Exact copy, no pictures: repeat the data that follows.

(Entries taken from a collection)
>>>

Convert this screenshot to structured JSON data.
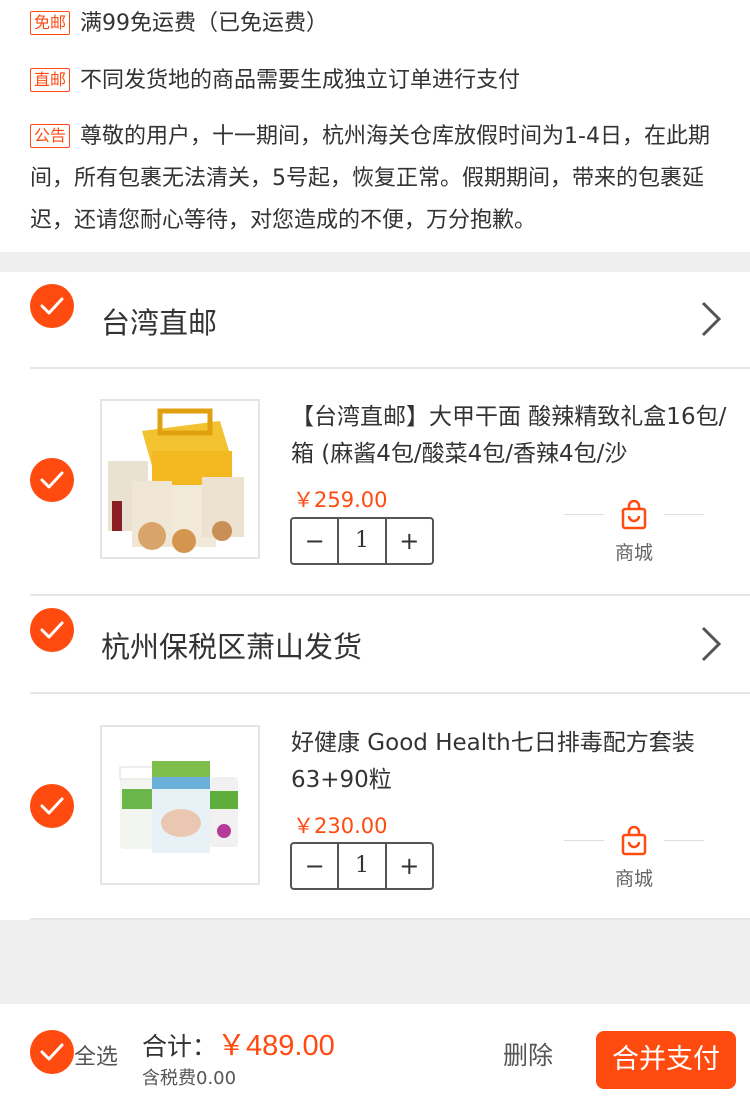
{
  "notices": [
    {
      "tag": "免邮",
      "text": "满99免运费（已免运费）"
    },
    {
      "tag": "直邮",
      "text": "不同发货地的商品需要生成独立订单进行支付"
    },
    {
      "tag": "公告",
      "text": "尊敬的用户，十一期间，杭州海关仓库放假时间为1-4日，在此期间，所有包裹无法清关，5号起，恢复正常。假期期间，带来的包裹延迟，还请您耐心等待，对您造成的不便，万分抱歉。"
    }
  ],
  "groups": [
    {
      "name": "台湾直邮",
      "item": {
        "title": "【台湾直邮】大甲干面 酸辣精致礼盒16包/箱 (麻酱4包/酸菜4包/香辣4包/沙",
        "price": "￥259.00",
        "quantity": "1",
        "store_label": "商城"
      }
    },
    {
      "name": "杭州保税区萧山发货",
      "item": {
        "title": "好健康 Good Health七日排毒配方套装63+90粒",
        "price": "￥230.00",
        "quantity": "1",
        "store_label": "商城"
      }
    }
  ],
  "footer": {
    "select_all": "全选",
    "total_label": "合计：",
    "total_amount": "￥489.00",
    "tax_note": "含税费0.00",
    "delete_label": "删除",
    "pay_label": "合并支付"
  },
  "colors": {
    "accent": "#ff4a10",
    "background": "#efefef"
  },
  "icons": {
    "check": "check-circle-icon",
    "chevron": "chevron-right-icon",
    "minus": "minus-icon",
    "plus": "plus-icon",
    "mall": "shopping-bag-icon"
  }
}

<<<

[Solution to the problem]
Convert this screenshot to structured JSON data.
{
  "notices": [
    {
      "tag": "免邮",
      "text": "满99免运费（已免运费）"
    },
    {
      "tag": "直邮",
      "text": "不同发货地的商品需要生成独立订单进行支付"
    },
    {
      "tag": "公告",
      "text": "尊敬的用户，十一期间，杭州海关仓库放假时间为1-4日，在此期间，所有包裹无法清关，5号起，恢复正常。假期期间，带来的包裹延迟，还请您耐心等待，对您造成的不便，万分抱歉。"
    }
  ],
  "groups": [
    {
      "name": "台湾直邮",
      "item": {
        "title": "【台湾直邮】大甲干面 酸辣精致礼盒16包/箱 (麻酱4包/酸菜4包/香辣4包/沙",
        "price": "￥259.00",
        "quantity": "1",
        "store_label": "商城"
      }
    },
    {
      "name": "杭州保税区萧山发货",
      "item": {
        "title": "好健康 Good Health七日排毒配方套装63+90粒",
        "price": "￥230.00",
        "quantity": "1",
        "store_label": "商城"
      }
    }
  ],
  "footer": {
    "select_all": "全选",
    "total_label": "合计：",
    "total_amount": "￥489.00",
    "tax_note": "含税费0.00",
    "delete_label": "删除",
    "pay_label": "合并支付"
  },
  "colors": {
    "accent": "#ff4a10",
    "background": "#efefef"
  },
  "icons": {
    "check": "check-circle-icon",
    "chevron": "chevron-right-icon",
    "minus": "minus-icon",
    "plus": "plus-icon",
    "mall": "shopping-bag-icon"
  }
}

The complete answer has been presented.